Generally, at the Opening Ceremony, each hanamachi recognizes its top-earning teahouse manager, geiko, and maiko of the past year. However, this year, Gion did not recognize earnings — an acknowledgement of the problems caused by the pandemic.
It’s not hard, however, to understand an emphasis on earnings in most years. After all, the hanamachi must earn income to stay alive. Thus, the Opening Ceremony underscores the importance of artistic and business success to the vitality of the hanamachi. No wonder leaders reward teahouses that attract the most customers and the geiko and maiko that receive the most requests to appear at ozashiki parties.
Earning Hanamachi Awards Takes Ambition and Effort
Artistic merit also earns recognition at the Opening Ceremony. It is not easy to achieve this honor and few manage to earn highest ranking in consecutive years. In Geisha, A Life, Iwasaki Mineko describes the sheer ambition and physical exertion obtaining this award required (187). In A Geisha’s Journey, Komomo explains her excitement and surprise at winning two awards in her second year as a maiko. One recognized her for “being one of the ten most successful maiko” in her district and the other for “working so hard in my dance and music lessons” (40).
Photographers like to capture maiko and geiko at the event in their formal costumes. Our next post explores the significance of the small, bright golden ear of rice the maiko and geiko wear.
FEATURED IMAGE: This comes from Aiko Koyama’s bestselling serialized manga Maiko-san-chi no Makanai-san. Serialized manga. Volume 3. Shōgakukan, 2017. p.117. For the animated version, See Chapters 23 and 24 on NHK World.
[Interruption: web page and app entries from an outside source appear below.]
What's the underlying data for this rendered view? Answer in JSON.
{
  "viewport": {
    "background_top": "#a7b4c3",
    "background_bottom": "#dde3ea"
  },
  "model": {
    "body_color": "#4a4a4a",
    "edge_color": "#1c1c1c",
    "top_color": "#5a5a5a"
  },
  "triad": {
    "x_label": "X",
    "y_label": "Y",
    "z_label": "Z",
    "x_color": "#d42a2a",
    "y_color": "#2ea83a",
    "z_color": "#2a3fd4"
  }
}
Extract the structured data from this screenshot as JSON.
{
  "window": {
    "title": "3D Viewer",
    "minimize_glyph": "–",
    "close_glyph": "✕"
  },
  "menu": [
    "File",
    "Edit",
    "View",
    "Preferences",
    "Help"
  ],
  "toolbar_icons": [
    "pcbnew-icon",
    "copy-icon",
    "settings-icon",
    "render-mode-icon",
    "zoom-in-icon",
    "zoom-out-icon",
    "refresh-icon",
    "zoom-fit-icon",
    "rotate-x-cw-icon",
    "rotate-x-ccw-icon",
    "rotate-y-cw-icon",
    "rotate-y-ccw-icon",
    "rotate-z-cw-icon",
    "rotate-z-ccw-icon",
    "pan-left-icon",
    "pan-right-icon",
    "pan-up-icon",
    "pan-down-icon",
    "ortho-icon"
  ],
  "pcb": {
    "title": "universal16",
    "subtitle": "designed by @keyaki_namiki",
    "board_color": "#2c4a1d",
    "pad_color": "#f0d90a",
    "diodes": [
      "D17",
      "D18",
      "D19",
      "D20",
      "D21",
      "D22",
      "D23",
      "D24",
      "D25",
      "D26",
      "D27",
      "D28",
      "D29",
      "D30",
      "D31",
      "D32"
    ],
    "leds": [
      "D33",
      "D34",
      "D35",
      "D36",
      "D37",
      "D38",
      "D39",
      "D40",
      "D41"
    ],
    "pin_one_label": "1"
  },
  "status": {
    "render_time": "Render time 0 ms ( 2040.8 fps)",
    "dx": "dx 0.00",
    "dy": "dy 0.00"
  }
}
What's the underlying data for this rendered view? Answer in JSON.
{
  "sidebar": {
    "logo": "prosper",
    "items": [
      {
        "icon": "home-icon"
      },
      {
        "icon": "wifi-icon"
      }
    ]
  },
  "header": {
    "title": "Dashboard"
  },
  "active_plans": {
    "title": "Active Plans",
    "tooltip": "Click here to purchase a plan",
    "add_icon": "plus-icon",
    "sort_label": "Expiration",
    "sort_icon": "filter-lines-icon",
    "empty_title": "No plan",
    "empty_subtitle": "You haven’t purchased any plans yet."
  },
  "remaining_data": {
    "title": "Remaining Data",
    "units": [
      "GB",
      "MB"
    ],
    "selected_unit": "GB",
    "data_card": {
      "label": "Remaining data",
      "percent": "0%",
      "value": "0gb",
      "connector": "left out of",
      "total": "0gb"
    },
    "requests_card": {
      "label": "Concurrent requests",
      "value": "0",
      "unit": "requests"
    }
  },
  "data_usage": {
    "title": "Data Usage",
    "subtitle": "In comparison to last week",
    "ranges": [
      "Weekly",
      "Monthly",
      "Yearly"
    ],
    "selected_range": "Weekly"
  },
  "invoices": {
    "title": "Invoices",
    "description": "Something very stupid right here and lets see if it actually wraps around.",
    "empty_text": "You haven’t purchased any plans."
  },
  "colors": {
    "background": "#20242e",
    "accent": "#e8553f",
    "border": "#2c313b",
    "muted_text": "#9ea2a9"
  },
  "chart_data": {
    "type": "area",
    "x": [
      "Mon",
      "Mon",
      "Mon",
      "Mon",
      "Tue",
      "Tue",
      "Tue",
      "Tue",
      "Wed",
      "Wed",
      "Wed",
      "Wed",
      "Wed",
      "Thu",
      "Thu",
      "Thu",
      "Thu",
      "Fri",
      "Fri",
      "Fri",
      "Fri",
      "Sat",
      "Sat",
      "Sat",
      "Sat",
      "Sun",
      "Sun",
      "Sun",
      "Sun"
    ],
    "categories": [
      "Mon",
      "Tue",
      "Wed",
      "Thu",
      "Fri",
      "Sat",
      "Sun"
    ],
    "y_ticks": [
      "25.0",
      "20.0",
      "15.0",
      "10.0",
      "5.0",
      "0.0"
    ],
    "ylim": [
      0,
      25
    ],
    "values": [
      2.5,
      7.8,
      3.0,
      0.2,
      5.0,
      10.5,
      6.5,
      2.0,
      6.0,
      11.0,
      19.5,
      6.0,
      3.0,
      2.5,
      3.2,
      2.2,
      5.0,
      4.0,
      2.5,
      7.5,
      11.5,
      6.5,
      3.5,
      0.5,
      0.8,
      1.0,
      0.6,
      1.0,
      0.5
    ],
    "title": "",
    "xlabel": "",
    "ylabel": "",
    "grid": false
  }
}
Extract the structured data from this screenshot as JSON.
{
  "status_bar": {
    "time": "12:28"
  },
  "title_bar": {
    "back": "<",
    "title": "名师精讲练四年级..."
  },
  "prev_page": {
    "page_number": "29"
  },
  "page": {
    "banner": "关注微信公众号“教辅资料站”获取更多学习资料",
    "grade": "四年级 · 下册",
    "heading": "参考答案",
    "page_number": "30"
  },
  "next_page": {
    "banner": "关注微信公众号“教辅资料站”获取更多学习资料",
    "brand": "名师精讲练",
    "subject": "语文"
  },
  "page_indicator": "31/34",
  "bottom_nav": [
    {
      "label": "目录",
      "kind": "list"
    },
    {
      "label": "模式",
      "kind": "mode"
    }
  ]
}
Available until September 23, 2022. https://www3.nhk.or.jp/nhkworld/en/ondemand/video/2094008/
2015 photos here of maiko in the Gion Higashi district posted online at https://giwonhigashi.com/sigyousiki2015/
Iwasaki Mineko and Rande Brown. Geisha: A Life. New York: Simon and Schuster, 2002.
Komomo and Naoyuki Ogino. A Geisha’s Journey: My Life as a Kyoto Apprentice. Translated by Gearoid Reidy and Philip Price. Tokyo: Kodansha International, 2008.
Koyama Aiko. Maiko-san-chi no Makanai-san. Serialized manga. Volume 3. Shōgakukan, 2017.
Onuki Satoko. “20 Maiko and Geiko Leave Hanamachi, Annual Income Drops Sharply, the Predicament for Kyoto’s Hanamachi.” (In Japanese). Asahi Shinbun Digital. May 28, 2021. https://www.asahi.com/articles/ASP5W7DT2P5LPLZB00V.html
Access January 11, 2022.
Jan Bardsley, “The Maiko Gets Back to Work in the New Year,” janbardsley.web.unc.edu, January 18, 2022.